The power of the human mind is such that it can overlook all kinds of mistakes: spelling mistakes, grammatical errors, even an imperfect choice of words. Of course it has been spelled out here that this is not entirely true and you can change the meaning of a sentence by simply changing the position of a comma. Last year, Lynne Trusse published this exquisite book entitled Eats, Shoots & Leaves on exactly the same subject.
If you think this is a minor subject, think twice. I was once asked by a French client to edit one of his documents. Written in his own language, not translated. He was the kind of person who should be supplied with a special keyboard–without the ‘comma’ key. He was using commas every couple of words and the result was, well, unreadable to the normal mind, but recognizable if you stood 3 feet away from the text, like in the opening example above.
In a language, whatever the language, every little bit of information counts. By this I mean EVERY BIT. It’s the beauty and the specificity of each language.
There are extremes of this. My dentist, who travels extensively to, and speaks at, international conferences, was telling me once how he was priding himself on his speaking a decent level of Japanese. Until the time when, as he was asking an innocent question from an honorable colleague from Japan, he saw his colleague’s face turn colorless and the man hastily turned away.
He was so shocked that he talked about it to other people and quickly found the answer. By simply switching two syllables in the question, he had asked whether his colleague was homosexual. So the human mind has its limits: culture.
I am not the kind of person to rant about text messaging and how young people are destroying the language. I don’t believe that speaking or writing in another language (texting for me is another language, which I don’t use) makes you less fluent or educated in your own language.
For me, language is a human thing. What I am ranting about is the pretense under which ‘close enough’ translation produced by computers, however sophisticated they may be, is made to pass as ‘acceptable’ and even ‘workable’ translation. This is the product of our technology-obsessed world.
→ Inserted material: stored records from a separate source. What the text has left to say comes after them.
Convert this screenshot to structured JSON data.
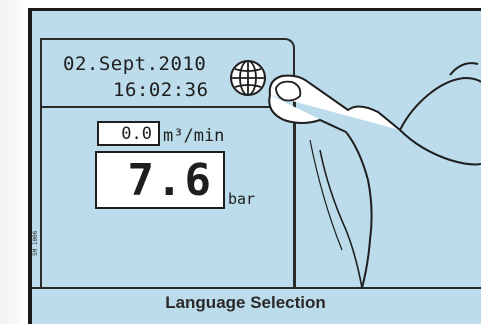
{
  "display": {
    "date": "02.Sept.2010",
    "time": "16:02:36",
    "flow_value": "0.0",
    "flow_unit": "m³/min",
    "pressure_value": "7.6",
    "pressure_unit": "bar",
    "side_code": "SM 1006"
  },
  "caption": "Language Selection",
  "icons": {
    "language": "globe-icon"
  },
  "colors": {
    "panel_bg": "#bcdcec",
    "value_box_bg": "#ffffff"
  }
}
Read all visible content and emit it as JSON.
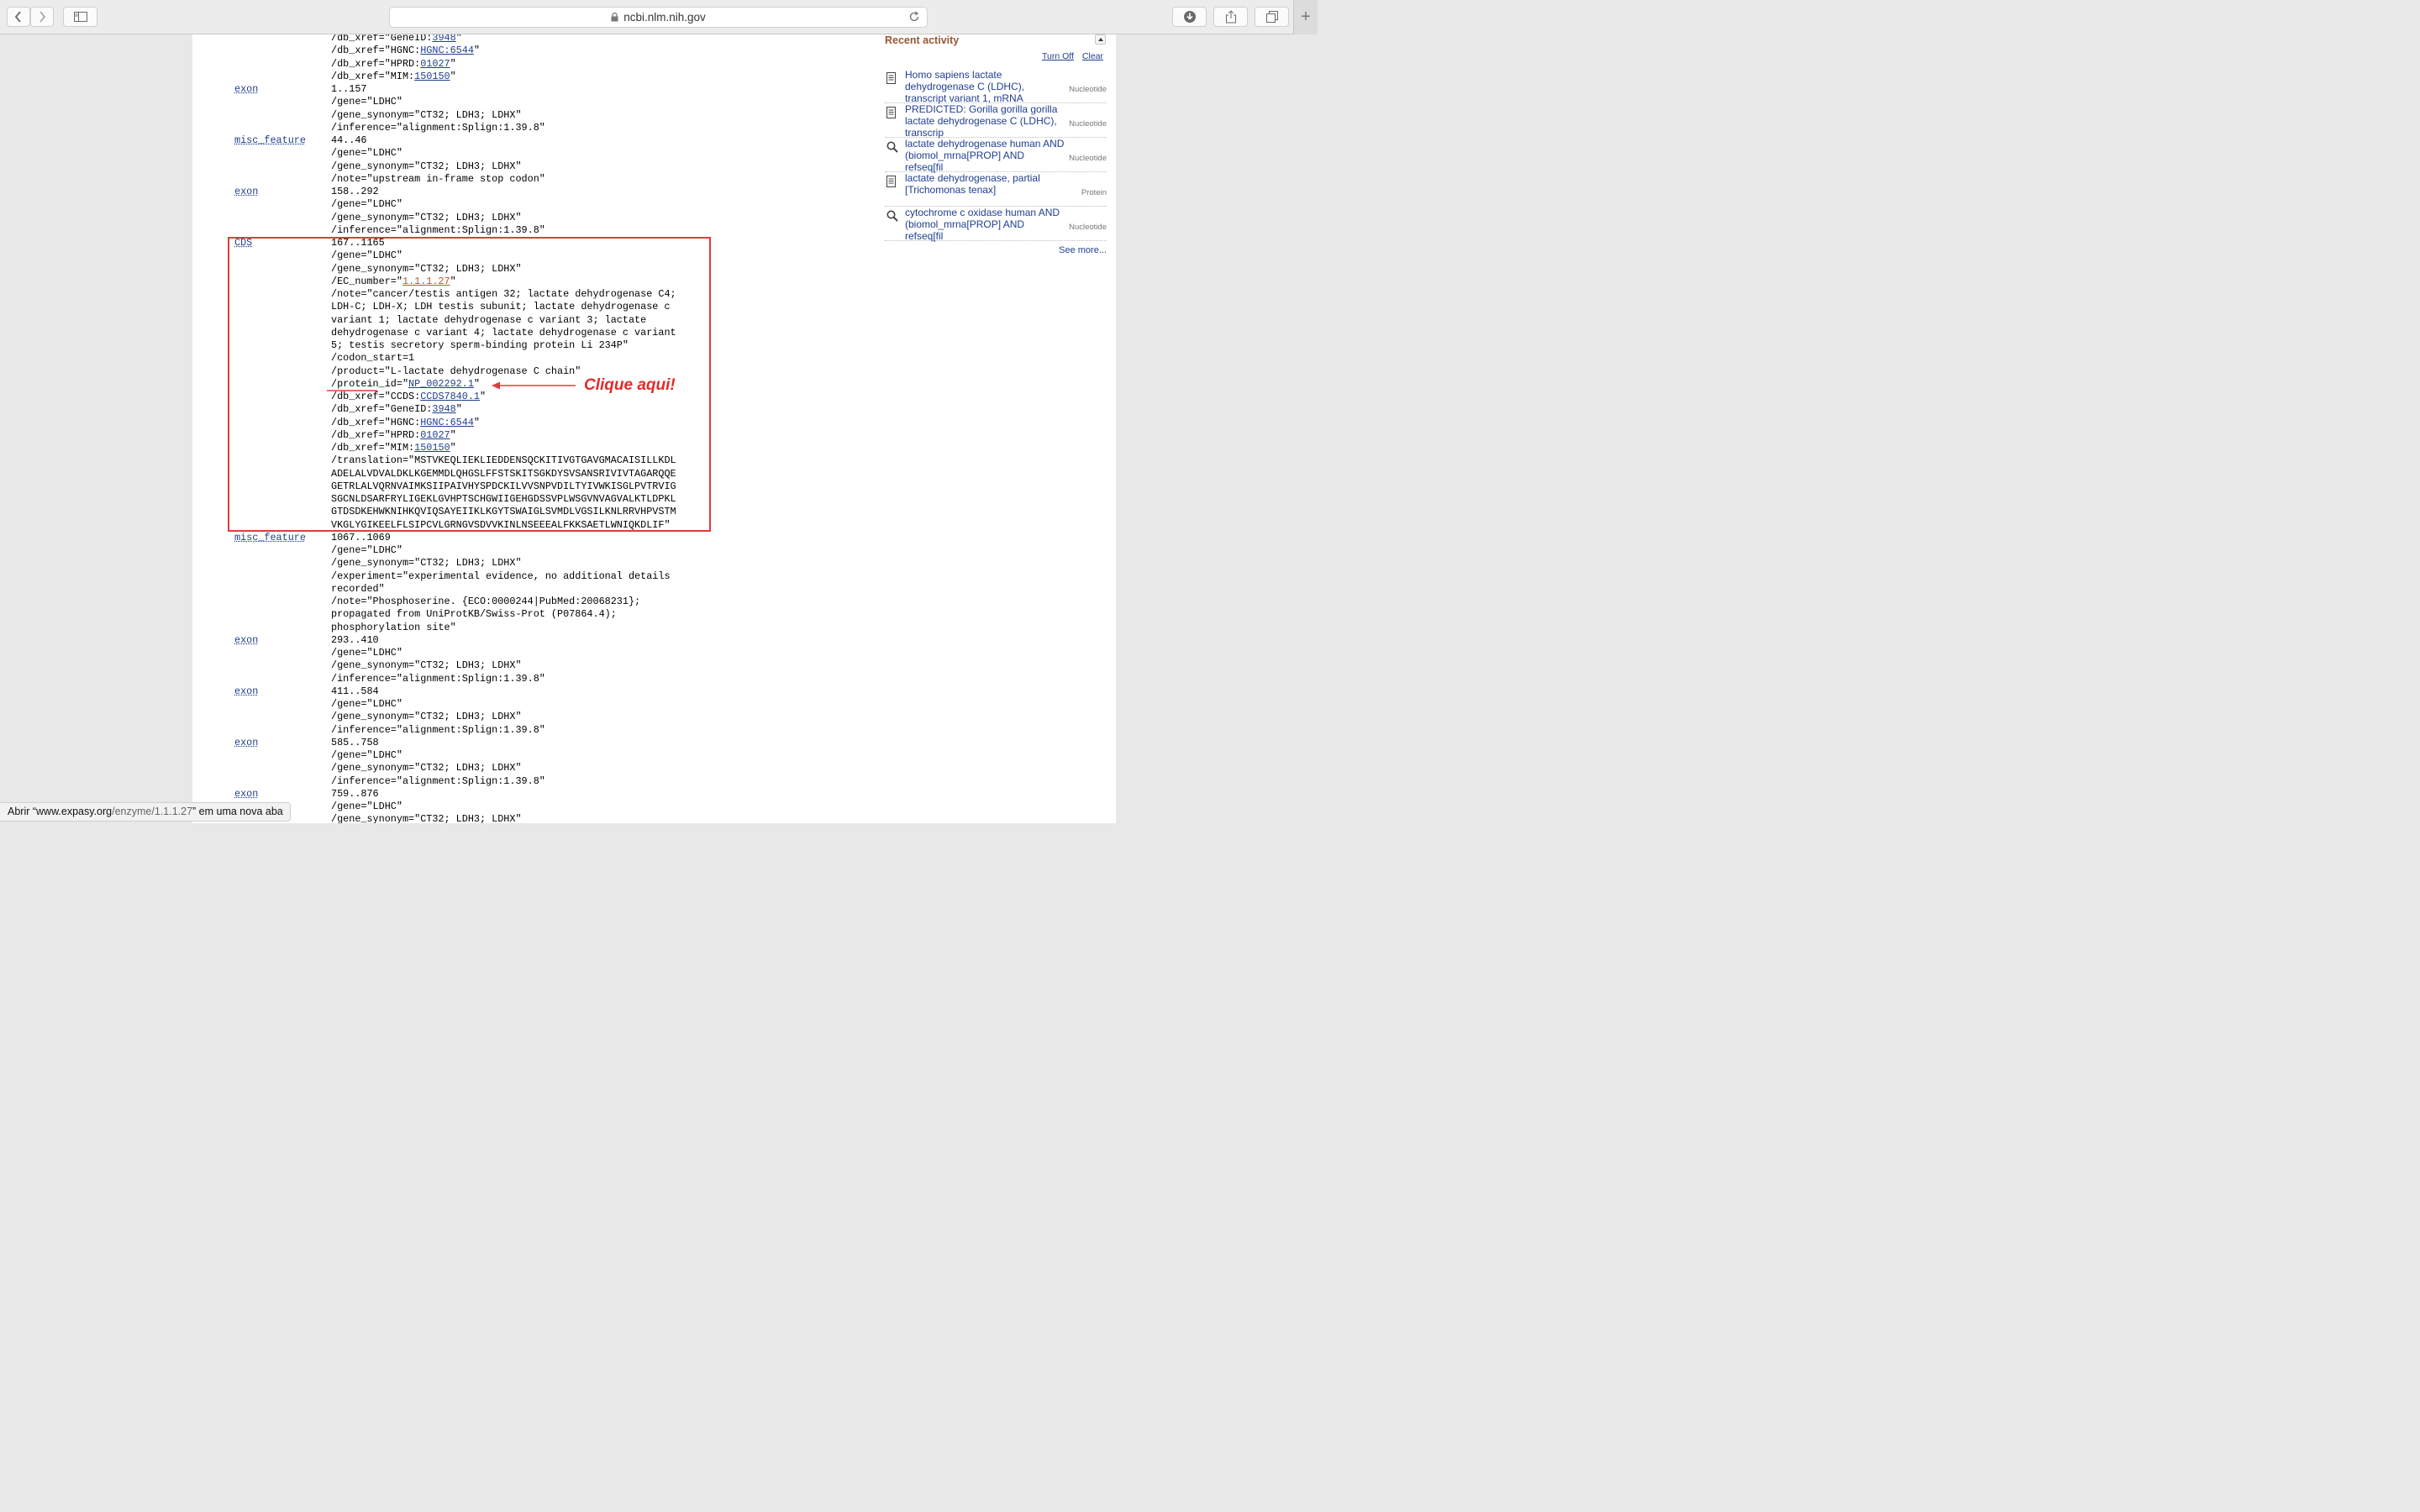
{
  "browser": {
    "url": "ncbi.nlm.nih.gov",
    "status_prefix": "Abrir “",
    "status_host": "www.expasy.org",
    "status_path": "/enzyme/1.1.1.27",
    "status_suffix": "” em uma nova aba"
  },
  "lines": [
    {
      "k": "qual",
      "t": "/db_xref=\"GeneID:",
      "l": "3948",
      "e": "\""
    },
    {
      "k": "qual",
      "t": "/db_xref=\"HGNC:",
      "l": "HGNC:6544",
      "e": "\""
    },
    {
      "k": "qual",
      "t": "/db_xref=\"HPRD:",
      "l": "01027",
      "e": "\""
    },
    {
      "k": "qual",
      "t": "/db_xref=\"MIM:",
      "l": "150150",
      "e": "\""
    },
    {
      "k": "feat",
      "f": "exon",
      "t": "1..157"
    },
    {
      "k": "qual",
      "t": "/gene=\"LDHC\""
    },
    {
      "k": "qual",
      "t": "/gene_synonym=\"CT32; LDH3; LDHX\""
    },
    {
      "k": "qual",
      "t": "/inference=\"alignment:Splign:1.39.8\""
    },
    {
      "k": "feat",
      "f": "misc_feature",
      "t": "44..46"
    },
    {
      "k": "qual",
      "t": "/gene=\"LDHC\""
    },
    {
      "k": "qual",
      "t": "/gene_synonym=\"CT32; LDH3; LDHX\""
    },
    {
      "k": "qual",
      "t": "/note=\"upstream in-frame stop codon\""
    },
    {
      "k": "feat",
      "f": "exon",
      "t": "158..292"
    },
    {
      "k": "qual",
      "t": "/gene=\"LDHC\""
    },
    {
      "k": "qual",
      "t": "/gene_synonym=\"CT32; LDH3; LDHX\""
    },
    {
      "k": "qual",
      "t": "/inference=\"alignment:Splign:1.39.8\""
    },
    {
      "k": "feat",
      "f": "CDS",
      "t": "167..1165"
    },
    {
      "k": "qual",
      "t": "/gene=\"LDHC\""
    },
    {
      "k": "qual",
      "t": "/gene_synonym=\"CT32; LDH3; LDHX\""
    },
    {
      "k": "qual",
      "t": "/EC_number=\"",
      "l": "1.1.1.27",
      "e": "\"",
      "ec": true
    },
    {
      "k": "qual",
      "t": "/note=\"cancer/testis antigen 32; lactate dehydrogenase C4;"
    },
    {
      "k": "qual",
      "t": "LDH-C; LDH-X; LDH testis subunit; lactate dehydrogenase c"
    },
    {
      "k": "qual",
      "t": "variant 1; lactate dehydrogenase c variant 3; lactate"
    },
    {
      "k": "qual",
      "t": "dehydrogenase c variant 4; lactate dehydrogenase c variant"
    },
    {
      "k": "qual",
      "t": "5; testis secretory sperm-binding protein Li 234P\""
    },
    {
      "k": "qual",
      "t": "/codon_start=1"
    },
    {
      "k": "qual",
      "t": "/product=\"L-lactate dehydrogenase C chain\""
    },
    {
      "k": "qual",
      "t": "/protein_id=\"",
      "l": "NP_002292.1",
      "e": "\""
    },
    {
      "k": "qual",
      "t": "/db_xref=\"CCDS:",
      "l": "CCDS7840.1",
      "e": "\""
    },
    {
      "k": "qual",
      "t": "/db_xref=\"GeneID:",
      "l": "3948",
      "e": "\""
    },
    {
      "k": "qual",
      "t": "/db_xref=\"HGNC:",
      "l": "HGNC:6544",
      "e": "\""
    },
    {
      "k": "qual",
      "t": "/db_xref=\"HPRD:",
      "l": "01027",
      "e": "\""
    },
    {
      "k": "qual",
      "t": "/db_xref=\"MIM:",
      "l": "150150",
      "e": "\""
    },
    {
      "k": "qual",
      "t": "/translation=\"MSTVKEQLIEKLIEDDENSQCKITIVGTGAVGMACAISILLKDL"
    },
    {
      "k": "qual",
      "t": "ADELALVDVALDKLKGEMMDLQHGSLFFSTSKITSGKDYSVSANSRIVIVTAGARQQE"
    },
    {
      "k": "qual",
      "t": "GETRLALVQRNVAIMKSIIPAIVHYSPDCKILVVSNPVDILTYIVWKISGLPVTRVIG"
    },
    {
      "k": "qual",
      "t": "SGCNLDSARFRYLIGEKLGVHPTSCHGWIIGEHGDSSVPLWSGVNVAGVALKTLDPKL"
    },
    {
      "k": "qual",
      "t": "GTDSDKEHWKNIHKQVIQSAYEIIKLKGYTSWAIGLSVMDLVGSILKNLRRVHPVSTM"
    },
    {
      "k": "qual",
      "t": "VKGLYGIKEELFLSIPCVLGRNGVSDVVKINLNSEEEALFKKSAETLWNIQKDLIF\""
    },
    {
      "k": "feat",
      "f": "misc_feature",
      "t": "1067..1069"
    },
    {
      "k": "qual",
      "t": "/gene=\"LDHC\""
    },
    {
      "k": "qual",
      "t": "/gene_synonym=\"CT32; LDH3; LDHX\""
    },
    {
      "k": "qual",
      "t": "/experiment=\"experimental evidence, no additional details"
    },
    {
      "k": "qual",
      "t": "recorded\""
    },
    {
      "k": "qual",
      "t": "/note=\"Phosphoserine. {ECO:0000244|PubMed:20068231};"
    },
    {
      "k": "qual",
      "t": "propagated from UniProtKB/Swiss-Prot (P07864.4);"
    },
    {
      "k": "qual",
      "t": "phosphorylation site\""
    },
    {
      "k": "feat",
      "f": "exon",
      "t": "293..410"
    },
    {
      "k": "qual",
      "t": "/gene=\"LDHC\""
    },
    {
      "k": "qual",
      "t": "/gene_synonym=\"CT32; LDH3; LDHX\""
    },
    {
      "k": "qual",
      "t": "/inference=\"alignment:Splign:1.39.8\""
    },
    {
      "k": "feat",
      "f": "exon",
      "t": "411..584"
    },
    {
      "k": "qual",
      "t": "/gene=\"LDHC\""
    },
    {
      "k": "qual",
      "t": "/gene_synonym=\"CT32; LDH3; LDHX\""
    },
    {
      "k": "qual",
      "t": "/inference=\"alignment:Splign:1.39.8\""
    },
    {
      "k": "feat",
      "f": "exon",
      "t": "585..758"
    },
    {
      "k": "qual",
      "t": "/gene=\"LDHC\""
    },
    {
      "k": "qual",
      "t": "/gene_synonym=\"CT32; LDH3; LDHX\""
    },
    {
      "k": "qual",
      "t": "/inference=\"alignment:Splign:1.39.8\""
    },
    {
      "k": "feat",
      "f": "exon",
      "t": "759..876"
    },
    {
      "k": "qual",
      "t": "/gene=\"LDHC\""
    },
    {
      "k": "qual",
      "t": "/gene_synonym=\"CT32; LDH3; LDHX\""
    }
  ],
  "annotation": "Clique aqui!",
  "sidebar": {
    "title": "Recent activity",
    "turn_off": "Turn Off",
    "clear": "Clear",
    "items": [
      {
        "icon": "document-icon",
        "text": "Homo sapiens lactate dehydrogenase C (LDHC), transcript variant 1, mRNA",
        "db": "Nucleotide"
      },
      {
        "icon": "document-icon",
        "text": "PREDICTED: Gorilla gorilla gorilla lactate dehydrogenase C (LDHC), transcrip",
        "db": "Nucleotide"
      },
      {
        "icon": "search-icon",
        "text": "lactate dehydrogenase human AND (biomol_mrna[PROP] AND refseq[fil",
        "db": "Nucleotide"
      },
      {
        "icon": "document-icon",
        "text": "lactate dehydrogenase, partial [Trichomonas tenax]",
        "db": "Protein"
      },
      {
        "icon": "search-icon",
        "text": "cytochrome c oxidase human AND (biomol_mrna[PROP] AND refseq[fil",
        "db": "Nucleotide"
      }
    ],
    "see_more": "See more..."
  }
}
To me, the power of immediacy over quality of communication is producing a slow, but inexorable shift in languages and is conducive to yet more incomprehension, and may be, in the longer run, counter-productive.